Michel Platini once said he was opposed to goal-line technology because he was opposed to all technology – on the grounds that approval would push football down a slippery slope.
“Once goal-line technology starts then someone will want it for offside and then for penalties and then for fouls and red and yellow cards,” complained Platini.
Fellow Frenchman Jerome Champagne has proved Platini correct in his latest proposals for a wider reform of the governance of world football than is dreamt of in Basel consultant Mark Pieth’s technocratic proposals for FIFA’s internal structure.
Champagne filled various senior roles within FIFA including that of political adviser to president Sepp Blatter until he was ousted after 11 years and one too many internal defeats.
In the succeding three years Champagne has been filling his time with co-ordination and consultancy roles in even more politically-charged environments from Palestine to Kosovo to northern Cyprus.
These clearly fuel some of his latest proposals for the world game which include recommending an ‘associate member’ status for states (such as Kosovo) barred from membership on political grounds.
Champagne, among many other opinions, believes strongly that FIFA should be able to negotiate its own pathway between the world’s greater political enmities.
He has circulated a document of his latest musings around all the world’s football federations and those ideas include an extension of the use of technology.
Champagne rejects Platini’s Canute-like approach, saying: “Technological evolution is inevitable and it is an illusion to think that it can be disregarded in football.
“Some forty years ago, fans went to the stadium armed with a radio so that they could listen to the live commentary at the same time.
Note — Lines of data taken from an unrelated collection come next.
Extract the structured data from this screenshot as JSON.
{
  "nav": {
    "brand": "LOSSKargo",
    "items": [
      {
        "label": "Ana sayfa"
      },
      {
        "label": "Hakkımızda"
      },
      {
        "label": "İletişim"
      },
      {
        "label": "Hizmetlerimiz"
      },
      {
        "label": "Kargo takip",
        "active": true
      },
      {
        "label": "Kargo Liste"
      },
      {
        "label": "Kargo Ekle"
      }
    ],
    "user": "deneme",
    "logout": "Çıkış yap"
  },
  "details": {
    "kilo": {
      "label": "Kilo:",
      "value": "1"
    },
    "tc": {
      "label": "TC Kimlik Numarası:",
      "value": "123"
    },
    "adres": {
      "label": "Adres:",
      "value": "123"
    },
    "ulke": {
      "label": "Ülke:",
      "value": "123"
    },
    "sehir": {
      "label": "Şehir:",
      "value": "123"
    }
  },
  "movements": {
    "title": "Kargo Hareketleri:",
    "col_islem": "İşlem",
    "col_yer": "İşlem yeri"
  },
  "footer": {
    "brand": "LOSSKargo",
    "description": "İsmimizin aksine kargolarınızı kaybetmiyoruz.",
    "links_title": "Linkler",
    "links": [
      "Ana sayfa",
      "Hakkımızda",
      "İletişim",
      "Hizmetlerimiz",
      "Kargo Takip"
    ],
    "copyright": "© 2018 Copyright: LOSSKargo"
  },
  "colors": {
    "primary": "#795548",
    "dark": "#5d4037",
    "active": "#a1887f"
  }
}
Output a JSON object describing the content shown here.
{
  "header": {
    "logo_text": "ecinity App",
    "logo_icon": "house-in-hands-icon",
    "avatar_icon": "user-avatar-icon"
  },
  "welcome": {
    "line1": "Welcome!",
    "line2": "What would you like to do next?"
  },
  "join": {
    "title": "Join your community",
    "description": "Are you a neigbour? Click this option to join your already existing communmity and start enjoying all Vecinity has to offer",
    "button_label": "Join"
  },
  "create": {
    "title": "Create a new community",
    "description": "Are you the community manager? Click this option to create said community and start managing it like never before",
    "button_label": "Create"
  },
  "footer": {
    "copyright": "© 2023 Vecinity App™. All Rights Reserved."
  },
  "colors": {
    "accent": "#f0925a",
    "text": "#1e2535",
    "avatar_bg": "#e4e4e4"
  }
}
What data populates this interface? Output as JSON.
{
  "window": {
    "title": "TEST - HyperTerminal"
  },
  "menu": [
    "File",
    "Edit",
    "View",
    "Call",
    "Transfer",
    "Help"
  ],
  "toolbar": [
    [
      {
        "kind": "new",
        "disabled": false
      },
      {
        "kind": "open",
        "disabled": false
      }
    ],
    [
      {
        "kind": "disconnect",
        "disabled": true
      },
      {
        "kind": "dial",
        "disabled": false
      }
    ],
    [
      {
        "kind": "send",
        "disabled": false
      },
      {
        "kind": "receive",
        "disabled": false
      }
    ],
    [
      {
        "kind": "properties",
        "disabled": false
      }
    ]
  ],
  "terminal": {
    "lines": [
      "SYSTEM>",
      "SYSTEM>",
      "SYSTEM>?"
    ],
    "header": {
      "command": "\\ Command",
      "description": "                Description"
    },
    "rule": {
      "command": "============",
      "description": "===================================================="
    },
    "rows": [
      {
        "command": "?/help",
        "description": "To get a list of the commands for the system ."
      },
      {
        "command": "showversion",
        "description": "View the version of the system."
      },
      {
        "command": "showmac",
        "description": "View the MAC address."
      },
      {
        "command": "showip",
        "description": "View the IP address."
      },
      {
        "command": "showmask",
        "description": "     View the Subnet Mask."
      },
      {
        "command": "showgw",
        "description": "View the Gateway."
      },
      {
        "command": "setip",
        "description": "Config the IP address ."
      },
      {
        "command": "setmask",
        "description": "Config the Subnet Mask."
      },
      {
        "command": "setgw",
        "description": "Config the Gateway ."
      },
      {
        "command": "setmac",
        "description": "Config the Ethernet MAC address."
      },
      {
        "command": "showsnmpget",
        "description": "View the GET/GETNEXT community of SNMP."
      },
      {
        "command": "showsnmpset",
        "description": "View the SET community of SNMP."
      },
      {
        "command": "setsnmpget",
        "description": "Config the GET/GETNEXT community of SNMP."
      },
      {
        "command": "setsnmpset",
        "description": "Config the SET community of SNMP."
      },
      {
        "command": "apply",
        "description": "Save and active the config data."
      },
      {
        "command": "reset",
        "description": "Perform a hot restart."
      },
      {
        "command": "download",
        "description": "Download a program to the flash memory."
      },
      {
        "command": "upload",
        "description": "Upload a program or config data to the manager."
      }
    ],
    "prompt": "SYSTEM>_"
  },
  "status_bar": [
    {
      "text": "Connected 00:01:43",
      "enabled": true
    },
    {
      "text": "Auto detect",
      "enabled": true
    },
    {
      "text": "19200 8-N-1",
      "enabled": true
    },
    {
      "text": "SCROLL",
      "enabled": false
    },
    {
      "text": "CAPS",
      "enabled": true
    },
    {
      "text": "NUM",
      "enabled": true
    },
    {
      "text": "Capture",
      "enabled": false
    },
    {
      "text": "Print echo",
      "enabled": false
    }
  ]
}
This habit has now practically died out.
“Imagine the situation where a goal has been scored but disallowed because of offside. Guests in the VIP box can usually watch a television screen that flashes the offside line instantly. Since the introduction of hospitality lounges . . . privileged spectators following the match have also had access to this offside line.
“We are on the brink of an era that will overtake us more suddenly than we realise, in which half of the fans in the stadium will flip open their smartphone to check offside, thanks to streaming.
“The ONLY people without this device are the main referee and his assistants, putting them in the unpleasant position of having to take split-second decisions in games played at an ever-increasing pace.”
To be fair this is something of a side issue for Champagne. His central themes concern reorganising and re-focusing FIFA’s football development work (including laying down many more pitches), taking a closer interest in the club world (including finance, transfers and a world under-20 championship) and making the laws ever more relevant.
Champagne, for example, is a proponent of importing into football the rugby system of pushing a team back 10m to punish dissent.
He also favours considering an orange card for offences worse than yellow but not quite red (Perhaps Nani last week in the Champions League?) and scrapping the iniquitous ‘triple jeopardy’ punishment of a penalty-conceding foul.
Champagne concludes: “The future of football in the 21st century is at the very heart of the debate.
“Are we steering towards an elitist and hegemonic form of football dominated, like basketball and the NBA, by two or or three western European club competitions, headed by a FIFA in the mould of FIBA – reduced at best to a limited role and at worst to honorary status?
“Or are we determined to uphold a truly universal type of football that respects and listens to everyone, one that is supported by FIFA’s mastery of development, its proactive vision and its determination to incorporate true governance at the service of everyone?”